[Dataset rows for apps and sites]
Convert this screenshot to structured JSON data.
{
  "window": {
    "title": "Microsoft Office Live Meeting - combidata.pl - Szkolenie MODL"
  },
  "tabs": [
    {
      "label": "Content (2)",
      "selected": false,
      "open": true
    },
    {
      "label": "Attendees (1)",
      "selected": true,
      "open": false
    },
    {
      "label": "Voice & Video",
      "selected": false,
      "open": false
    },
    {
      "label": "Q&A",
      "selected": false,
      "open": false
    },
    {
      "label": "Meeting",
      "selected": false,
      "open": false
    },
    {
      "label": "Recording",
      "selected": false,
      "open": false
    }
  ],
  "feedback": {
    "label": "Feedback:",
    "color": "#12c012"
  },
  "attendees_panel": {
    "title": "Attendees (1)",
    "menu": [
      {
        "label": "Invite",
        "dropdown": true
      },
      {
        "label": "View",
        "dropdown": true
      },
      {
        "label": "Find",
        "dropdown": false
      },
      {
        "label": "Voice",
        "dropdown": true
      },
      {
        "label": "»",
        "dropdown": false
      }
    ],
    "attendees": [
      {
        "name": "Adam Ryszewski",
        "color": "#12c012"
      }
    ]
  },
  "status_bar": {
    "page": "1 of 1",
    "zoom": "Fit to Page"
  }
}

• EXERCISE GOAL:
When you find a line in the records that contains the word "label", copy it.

• OUTPUT OF THE EXERCISE:
      "label": "Content (2)",
      "label": "Attendees (1)",
      "label": "Voice & Video",
      "label": "Q&A",
      "label": "Meeting",
      "label": "Recording",
    "label": "Feedback:",
        "label": "Invite",
        "label": "View",
        "label": "Find",
        "label": "Voice",
        "label": "»",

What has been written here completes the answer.